Moles are very common, especially in people who have fair skin. Moles are flesh to brown colored nodules that are an overgrowth of skin cells known as melanocytes. Although moles are like tumors in that they are both an overgrowth of cells, moles are almost always benign—non-cancerous. If the risk of being cancerous is not a main factor, when should a mole be removed?
One of the top reasons to visit a dermatologist is for a skin cancer screening, an important part of skin cancer prevention. Dermatologists will look for certain criteria when determining why or when a mole should be removed. A mole is known medically as nevus or nevi. Moles are classified into 4 types: congenital moles, dysplastic nevi, acquired nevi and spitz nevi. Congenital moles are present at birth or develop during infancy and are almost always benign. Dysplastic nevi are considered abnormal moles due to being large, having uneven edges or an uneven surface. These moles can be discolored and continue to grow over time. Dysplastic nevi are the most common type of moles that can develop into melanoma. Acquired nevi are moles that appear after you are born, often from sun exposure or a change in hormone levels common in adolescence or pregnancy. These account for most moles on the skin and are usually harmless. Lastly, spitz nevi can be hard to distinguish from melanoma unless your dermatologist performs a biopsy. These moles are often raised, pink and dome shaped.

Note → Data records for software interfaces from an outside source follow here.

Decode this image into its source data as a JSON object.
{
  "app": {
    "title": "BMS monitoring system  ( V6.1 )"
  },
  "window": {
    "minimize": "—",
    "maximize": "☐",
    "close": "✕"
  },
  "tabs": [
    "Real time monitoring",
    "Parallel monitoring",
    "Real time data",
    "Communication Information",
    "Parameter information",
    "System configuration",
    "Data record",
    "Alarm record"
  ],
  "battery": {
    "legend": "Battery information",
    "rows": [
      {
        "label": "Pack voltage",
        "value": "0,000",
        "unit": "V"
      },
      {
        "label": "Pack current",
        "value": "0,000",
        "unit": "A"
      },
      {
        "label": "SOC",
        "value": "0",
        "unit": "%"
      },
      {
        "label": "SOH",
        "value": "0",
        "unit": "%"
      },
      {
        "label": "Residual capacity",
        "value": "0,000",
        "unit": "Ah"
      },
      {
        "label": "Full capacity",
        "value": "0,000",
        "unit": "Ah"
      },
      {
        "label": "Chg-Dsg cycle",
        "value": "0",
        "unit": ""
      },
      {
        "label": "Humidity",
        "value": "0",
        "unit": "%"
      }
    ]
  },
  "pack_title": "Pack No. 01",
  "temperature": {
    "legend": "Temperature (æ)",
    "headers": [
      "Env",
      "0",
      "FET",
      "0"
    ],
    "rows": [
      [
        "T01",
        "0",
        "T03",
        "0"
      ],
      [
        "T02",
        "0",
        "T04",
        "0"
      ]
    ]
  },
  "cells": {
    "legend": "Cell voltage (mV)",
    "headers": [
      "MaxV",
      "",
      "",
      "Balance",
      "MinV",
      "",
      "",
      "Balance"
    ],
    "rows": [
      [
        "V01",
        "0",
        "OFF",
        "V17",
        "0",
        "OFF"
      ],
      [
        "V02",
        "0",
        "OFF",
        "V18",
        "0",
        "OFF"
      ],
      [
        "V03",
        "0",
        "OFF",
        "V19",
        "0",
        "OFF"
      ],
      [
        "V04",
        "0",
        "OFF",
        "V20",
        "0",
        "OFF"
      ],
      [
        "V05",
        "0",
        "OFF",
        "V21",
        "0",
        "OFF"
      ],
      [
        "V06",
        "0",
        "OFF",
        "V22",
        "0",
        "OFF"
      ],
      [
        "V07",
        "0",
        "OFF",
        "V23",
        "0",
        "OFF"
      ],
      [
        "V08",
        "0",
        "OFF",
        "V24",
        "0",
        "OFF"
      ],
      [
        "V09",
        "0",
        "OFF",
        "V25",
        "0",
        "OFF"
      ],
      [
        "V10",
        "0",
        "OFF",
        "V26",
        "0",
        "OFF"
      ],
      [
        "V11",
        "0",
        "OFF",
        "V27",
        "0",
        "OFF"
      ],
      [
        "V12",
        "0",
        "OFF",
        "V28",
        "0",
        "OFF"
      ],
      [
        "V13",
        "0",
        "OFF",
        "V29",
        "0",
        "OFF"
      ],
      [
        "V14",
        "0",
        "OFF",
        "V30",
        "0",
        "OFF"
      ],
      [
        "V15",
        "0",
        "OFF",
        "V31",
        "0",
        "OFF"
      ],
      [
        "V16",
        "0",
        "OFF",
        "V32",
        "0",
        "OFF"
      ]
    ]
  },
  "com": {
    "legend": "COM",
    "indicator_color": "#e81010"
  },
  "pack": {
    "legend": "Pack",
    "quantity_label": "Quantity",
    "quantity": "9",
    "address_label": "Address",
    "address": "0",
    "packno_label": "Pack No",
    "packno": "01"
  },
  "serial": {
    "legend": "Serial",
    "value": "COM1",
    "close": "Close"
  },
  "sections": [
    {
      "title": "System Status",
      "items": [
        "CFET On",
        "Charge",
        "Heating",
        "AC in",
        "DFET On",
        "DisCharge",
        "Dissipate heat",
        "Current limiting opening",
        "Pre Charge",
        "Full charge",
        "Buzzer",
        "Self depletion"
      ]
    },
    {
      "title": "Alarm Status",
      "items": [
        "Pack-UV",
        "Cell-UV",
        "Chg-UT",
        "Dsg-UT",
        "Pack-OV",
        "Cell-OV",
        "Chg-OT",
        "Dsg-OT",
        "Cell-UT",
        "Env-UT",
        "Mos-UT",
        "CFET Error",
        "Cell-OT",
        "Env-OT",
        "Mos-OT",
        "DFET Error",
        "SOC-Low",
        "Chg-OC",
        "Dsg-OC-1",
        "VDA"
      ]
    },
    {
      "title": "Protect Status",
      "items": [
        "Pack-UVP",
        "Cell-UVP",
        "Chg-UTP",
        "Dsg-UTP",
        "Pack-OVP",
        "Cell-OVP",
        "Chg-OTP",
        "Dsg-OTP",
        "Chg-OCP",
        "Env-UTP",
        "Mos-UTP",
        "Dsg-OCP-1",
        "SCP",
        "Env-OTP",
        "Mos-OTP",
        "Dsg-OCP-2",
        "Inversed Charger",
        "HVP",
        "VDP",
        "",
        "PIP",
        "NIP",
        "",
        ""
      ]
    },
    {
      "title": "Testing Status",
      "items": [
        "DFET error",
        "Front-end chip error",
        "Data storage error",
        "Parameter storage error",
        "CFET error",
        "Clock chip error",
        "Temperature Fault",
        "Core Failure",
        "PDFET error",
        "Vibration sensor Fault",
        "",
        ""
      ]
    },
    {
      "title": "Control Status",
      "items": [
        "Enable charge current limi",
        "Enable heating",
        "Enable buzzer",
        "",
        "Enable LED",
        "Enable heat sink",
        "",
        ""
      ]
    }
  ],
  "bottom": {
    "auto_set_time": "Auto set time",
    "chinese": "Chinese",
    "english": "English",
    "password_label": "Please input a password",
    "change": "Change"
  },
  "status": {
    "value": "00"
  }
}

During an individual’s lifetime, moles may change in appearance; hair may grow out of them, and they can change in size and shape, darken, fade or disappear. Atypical or abnormal moles will be a warning sign to your dermatologist and may be cause for the mole to be removed. Your doctor will follow what is known as ABCDE protocol to recommend the removal of a mole:
Asymmetry: Moles are usually symmetrical all around. If a mole is asymmetrical, it may be a sign of skin cancer.
Border: Regular moles are clearly defined on the skin. Moles with blurred, jagged or otherwise difficult to define borders may be cause for concern. A scalloped shaped mole may indicate irregular cell growth that will likely require a biopsy.
Color: Most will be consistent with one color, usually brown, tan or even black; if the color of the mole is irregular such as red, white or blue, your dermatologist could determine these are warning signs of skin cancer.
Diameter: Normal moles are no bigger than the size of a pencil eraser. If a mole is larger, your dermatologist may have it removed to err on the side of safety.
Evolving: Regular moles should not change in shape or size or consistency of color; any of these changes is a cause for seeing a dermatologist for evaluation. Evolving moles are an early sign of skin cancer.
Most moles are harmless, only in the case of precancerous or cancerous growth should moles be removed either in part as a biopsy or completely. Although not medically necessary, some patients have moles removed for cosmetic reasons because they find them unsightly or a nuisance.
To have your moles evaluated during a skin cancer screening, contact THE CENTER for Advanced Dermatology by either 602-867-7546 or WEBSITE to book your appointment.